As a consequence of not feeling quite “good enough” or feeling “not as talented” as my colleagues, I have spent most of my life trying to gain ground on those that I perceive as being ahead of me talent wise. As a result, I have pushed myself constantly to improve my skills, broaden my skill-set and basically compensate for my perceived short-comings. I honestly wonder if I would have been so driven if I did not feel that level of unworthiness.
I have ended up as somewhat of a Jack of all trades within my specific field. I think that is a result of feeling a need to learn more to make myself more valuable. Ambition is not a negative trait, it is a force that motivate us to work hard and even excel at what we do. It is not always about money. As I have matured I have discovered a desire to accomplish things for their own sake and less because fame and fortune may follow. That is certainly a consequence of getting older and wiser, but I also think the drive that came from Impostor Syndrome may have contributed.
As I worked to broaden my skills to “compensate” I also discovered more aspects of my career that I enjoy. A broader skill set has allowed me to work on a far wider range of projects than I ever might have and from this I have discovered the joy of working on various things simply for the sake of it. So what might have started as an attempt to be “worthy” has resulted in significant satisfaction in what I am capable of doing.
We cannot affect how we feel, but maybe we can affect how we will respond
Great care needs to be taken when speaking about issues that effect how people function. You would not tell someone with two broken legs to just “walk it off”. But in the same way that time spent in a wheelchair while legs heal may have the benefit of increasing upper body strength there can be “silver linings” to mental and emotional issues. With all things it is how we respond to the circumstances in which we find ourselves. The benchmark is not comparing ourselves with others, but to ourselves.
First I didn’t not know about impostor syndrome, then I understood that it affected me. Later I worried that it I might be handicapping myself, then I accepted that I will be who I will be. But now I realise I am able to take things that one step further and find benefit in a trait that many might see as purely negative.
Impostor Syndrome is a very real thing and at times it can cripple you with self-doubt. Over the years I have composed live orchestral scores, written books, presented at conferences around the globe, been asked to join teams of incredibly talented people and worked for some of the biggest companies in the world. And yet I can still find myself hesitant to apply for a job because my internal voices will try to convince me I am unqualified. If I do end up feeling proud of something I have accomplished that can often be pushed down by those same inner voices for fear of seeming arrogant.
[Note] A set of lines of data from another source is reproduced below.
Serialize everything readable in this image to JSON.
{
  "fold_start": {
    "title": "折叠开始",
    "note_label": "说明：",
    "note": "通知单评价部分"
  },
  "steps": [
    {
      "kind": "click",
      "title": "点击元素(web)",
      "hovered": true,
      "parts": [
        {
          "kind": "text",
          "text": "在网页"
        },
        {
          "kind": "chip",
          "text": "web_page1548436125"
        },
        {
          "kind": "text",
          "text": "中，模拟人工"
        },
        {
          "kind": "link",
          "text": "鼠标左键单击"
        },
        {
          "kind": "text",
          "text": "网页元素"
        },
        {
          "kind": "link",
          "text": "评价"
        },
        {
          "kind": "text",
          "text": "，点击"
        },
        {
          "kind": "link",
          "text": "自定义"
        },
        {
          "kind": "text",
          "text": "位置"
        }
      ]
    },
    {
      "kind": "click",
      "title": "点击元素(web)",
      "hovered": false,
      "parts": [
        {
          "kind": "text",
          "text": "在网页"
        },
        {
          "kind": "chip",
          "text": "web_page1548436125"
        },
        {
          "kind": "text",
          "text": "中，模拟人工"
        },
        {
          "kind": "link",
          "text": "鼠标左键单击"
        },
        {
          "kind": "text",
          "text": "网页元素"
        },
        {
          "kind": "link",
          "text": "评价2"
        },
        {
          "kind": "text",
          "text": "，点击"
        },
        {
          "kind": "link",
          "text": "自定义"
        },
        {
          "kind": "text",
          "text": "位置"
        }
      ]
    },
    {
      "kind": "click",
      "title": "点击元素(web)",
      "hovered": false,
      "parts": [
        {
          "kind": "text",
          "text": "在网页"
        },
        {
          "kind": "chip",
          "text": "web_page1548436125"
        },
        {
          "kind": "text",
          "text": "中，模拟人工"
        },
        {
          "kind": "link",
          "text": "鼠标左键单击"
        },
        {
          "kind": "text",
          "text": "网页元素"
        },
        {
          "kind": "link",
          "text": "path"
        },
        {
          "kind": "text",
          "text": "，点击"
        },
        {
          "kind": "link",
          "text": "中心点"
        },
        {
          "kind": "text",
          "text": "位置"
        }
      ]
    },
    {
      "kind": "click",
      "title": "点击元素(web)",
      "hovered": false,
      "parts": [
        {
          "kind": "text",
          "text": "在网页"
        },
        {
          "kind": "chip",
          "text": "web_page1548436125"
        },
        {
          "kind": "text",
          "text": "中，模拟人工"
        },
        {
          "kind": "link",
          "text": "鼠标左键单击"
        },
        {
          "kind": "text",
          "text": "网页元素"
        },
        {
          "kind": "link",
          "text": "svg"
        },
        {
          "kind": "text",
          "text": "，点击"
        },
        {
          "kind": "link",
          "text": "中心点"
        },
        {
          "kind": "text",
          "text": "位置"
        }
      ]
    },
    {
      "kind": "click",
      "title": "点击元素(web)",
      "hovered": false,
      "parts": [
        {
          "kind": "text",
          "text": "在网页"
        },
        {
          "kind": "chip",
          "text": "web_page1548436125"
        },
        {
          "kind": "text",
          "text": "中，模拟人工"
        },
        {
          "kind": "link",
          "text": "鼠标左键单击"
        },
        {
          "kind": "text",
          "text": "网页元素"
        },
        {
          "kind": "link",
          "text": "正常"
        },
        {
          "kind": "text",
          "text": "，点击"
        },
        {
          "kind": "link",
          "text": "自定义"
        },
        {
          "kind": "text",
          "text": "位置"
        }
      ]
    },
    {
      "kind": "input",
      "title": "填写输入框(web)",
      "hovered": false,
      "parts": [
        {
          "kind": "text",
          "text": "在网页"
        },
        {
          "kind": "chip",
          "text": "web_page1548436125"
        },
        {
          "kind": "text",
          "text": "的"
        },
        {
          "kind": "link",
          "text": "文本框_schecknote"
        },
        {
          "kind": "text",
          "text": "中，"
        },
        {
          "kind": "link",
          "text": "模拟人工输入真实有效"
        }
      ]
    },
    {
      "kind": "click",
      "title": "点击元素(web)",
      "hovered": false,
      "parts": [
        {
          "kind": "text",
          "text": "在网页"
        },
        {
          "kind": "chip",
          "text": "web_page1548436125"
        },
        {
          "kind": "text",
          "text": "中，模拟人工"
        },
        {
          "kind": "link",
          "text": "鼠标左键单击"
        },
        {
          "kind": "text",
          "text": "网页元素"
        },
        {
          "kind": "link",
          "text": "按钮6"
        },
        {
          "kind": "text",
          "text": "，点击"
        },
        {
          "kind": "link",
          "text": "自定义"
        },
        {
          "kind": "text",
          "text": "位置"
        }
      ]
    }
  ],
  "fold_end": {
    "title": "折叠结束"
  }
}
A quick google search will provide a list of incredibly talented people from many and varied industries who also identify with effects of IS. But like most conditions both mental and physical it is how we respond to the effects that can influence the ultimate results.
I do not consider Impostor Syndrome to be a positive. It is not pleasant to always feel your work lacks value, and the lack of confidence can have significant effects on someone’s career. But finding any benefit from such an effect can go a great way to helping the individual cope with the various negative issues. There are various quotes that say “We cannot control how we feel, we can only control how we respond to those feelings”
Stephan Schütze has been recording sounds for over twenty years. This journal logs his thoughts and experiences